Internal boundaries and empathy

When do I open the door into another person’s pain, and when do I keep my eyes on my own paper? How to not take on burdens that I’m not meant to, or can’t, carry? How not to be crushed by the burdens of another? To hold space and then also live free? To quietly notice the hardships of others, and say nothing, because it’s not my place, and go to the studio and tell the whole thing to the materials, seeing the person come to a place years later when they start to talk about healing, and tell them which painting was about them. Embedding secrets and prayers, hopes and finding resolution in my studio…

Has the internet added a layer of distrust to my interactions? What does this mean when so much of life is happening through virtual interactions? Is this why physical in-person art experiences are so important to me right now? Even if I have to shrink them, to distill them down to fit into tiny containers and send them out into the world? Is this why I want to labour over a fresco painting, doing the splitz over them to reach the middle, gashing away plaster, pouring all my attention into them, making tiny glowing, hopeful details in the surface, and why I want to leave them in places I can’t go, like card-board cut-outs of my soul?

———-
Dirty Shoes

I tried to hide my shoes. Before I brought them here I thought I should clean them inside. The outside, that was fine, beautiful maybe, the worn leather, slouchy shape telling tales of my escapades in them, the art I made in them. But the insides told stories of my dirty floors, my harried busyness, my falling-behind hygiene. “No one else has shoes this dirty inside” I thought. I kicked them out of sight as often as I could, while rushing out the door to my other duties.

And then the shoes appeared online.

And then my shoes appeared on the poster greeting passers by, advertising the residency.

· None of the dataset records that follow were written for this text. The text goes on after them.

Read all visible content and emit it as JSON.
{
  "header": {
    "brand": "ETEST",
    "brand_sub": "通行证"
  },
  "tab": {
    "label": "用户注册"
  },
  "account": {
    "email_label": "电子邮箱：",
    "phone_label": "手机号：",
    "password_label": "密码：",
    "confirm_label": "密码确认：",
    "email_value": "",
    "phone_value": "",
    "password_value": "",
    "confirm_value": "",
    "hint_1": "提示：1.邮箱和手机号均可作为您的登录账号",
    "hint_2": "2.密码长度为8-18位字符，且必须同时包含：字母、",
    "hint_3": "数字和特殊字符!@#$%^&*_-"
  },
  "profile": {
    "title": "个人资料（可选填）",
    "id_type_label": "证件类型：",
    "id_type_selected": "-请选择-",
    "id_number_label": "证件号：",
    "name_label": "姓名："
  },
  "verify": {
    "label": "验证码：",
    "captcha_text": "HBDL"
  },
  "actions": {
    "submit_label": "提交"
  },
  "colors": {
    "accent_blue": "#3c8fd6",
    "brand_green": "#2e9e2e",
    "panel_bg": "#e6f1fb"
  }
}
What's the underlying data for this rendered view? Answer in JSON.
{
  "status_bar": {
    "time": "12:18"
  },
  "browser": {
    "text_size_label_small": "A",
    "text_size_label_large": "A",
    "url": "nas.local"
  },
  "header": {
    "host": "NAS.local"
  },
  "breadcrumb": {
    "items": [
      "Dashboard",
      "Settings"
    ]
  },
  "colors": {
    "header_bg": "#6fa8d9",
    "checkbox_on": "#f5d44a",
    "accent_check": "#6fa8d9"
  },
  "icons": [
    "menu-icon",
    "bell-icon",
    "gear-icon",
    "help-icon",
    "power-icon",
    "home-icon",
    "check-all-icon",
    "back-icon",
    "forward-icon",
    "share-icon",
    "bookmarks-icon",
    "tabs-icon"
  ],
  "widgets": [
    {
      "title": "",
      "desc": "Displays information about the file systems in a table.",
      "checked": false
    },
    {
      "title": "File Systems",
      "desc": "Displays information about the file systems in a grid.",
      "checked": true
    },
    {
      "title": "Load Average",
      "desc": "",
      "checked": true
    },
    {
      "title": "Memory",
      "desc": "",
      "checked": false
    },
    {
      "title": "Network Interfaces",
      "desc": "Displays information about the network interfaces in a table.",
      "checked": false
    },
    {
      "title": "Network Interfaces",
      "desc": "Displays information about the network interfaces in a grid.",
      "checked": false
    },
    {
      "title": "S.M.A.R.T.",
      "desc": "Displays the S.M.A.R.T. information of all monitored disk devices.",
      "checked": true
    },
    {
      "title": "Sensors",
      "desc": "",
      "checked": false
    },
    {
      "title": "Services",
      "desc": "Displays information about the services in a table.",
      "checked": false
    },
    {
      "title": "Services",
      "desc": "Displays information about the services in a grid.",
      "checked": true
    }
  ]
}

I wanted to laugh and to cry at the same time.

-Laughing was the stronger instinct.

Because I felt…

Free.

Am I more proud of my wrinkles and scars than I am of my inner imperfections?

“Looking good on the outside and not paying attention to the inside.”

Okay with outer imperfection, and not okay with an imperfect mental/emotional state?

Do I have to clean up my heart before I let people in?

Maybe they don’t mind my dirty shoes.

Maybe they photograph them and use them for advertising posters.

So why hide my heart?

Mildew grows in the dark.

Bringing things into the light, into the U.V. rays cleans them anyways. Some problems cease to exist in the light.

Nobody asks to see the inside of my shoes.

My grimy places aren’t pleasant.

But seeing my grimy places dealt with, with such ease, with humour, makes me feel unashamed of having grimy places, makes the work of dealing with them less of a hardship.

I was talking about reaching out, and letting oneself be seen, when someone came and found my dirty shoes.

——–

The Plaster is always

The mysterious

The untamable

The force against or with which I am working

The chaos or the order

The flow or the turbulence

The gust, the stream

The tripping hazard, the ripple

The roar, the sound barrier, the sky being rended behind the jet

It was given to me for building, for making, but I am also using it for demolishing, for unmaking, for disassembling for removing.

Making + unmaking

Speaking healing  and Unspeaking Damage

Breaking and Healing

– Shelley Vanderbyl


Offsite_Onsite Installation Projects – Fire Safety + Help – Video installations visible day and night @ the Comox Valley Art Gallery corner of 6th Street + Duncan Avenue lower level window and gallery entrance space.

Facebook Album

Images: Angela Somerset
Video construction: Tom Elliott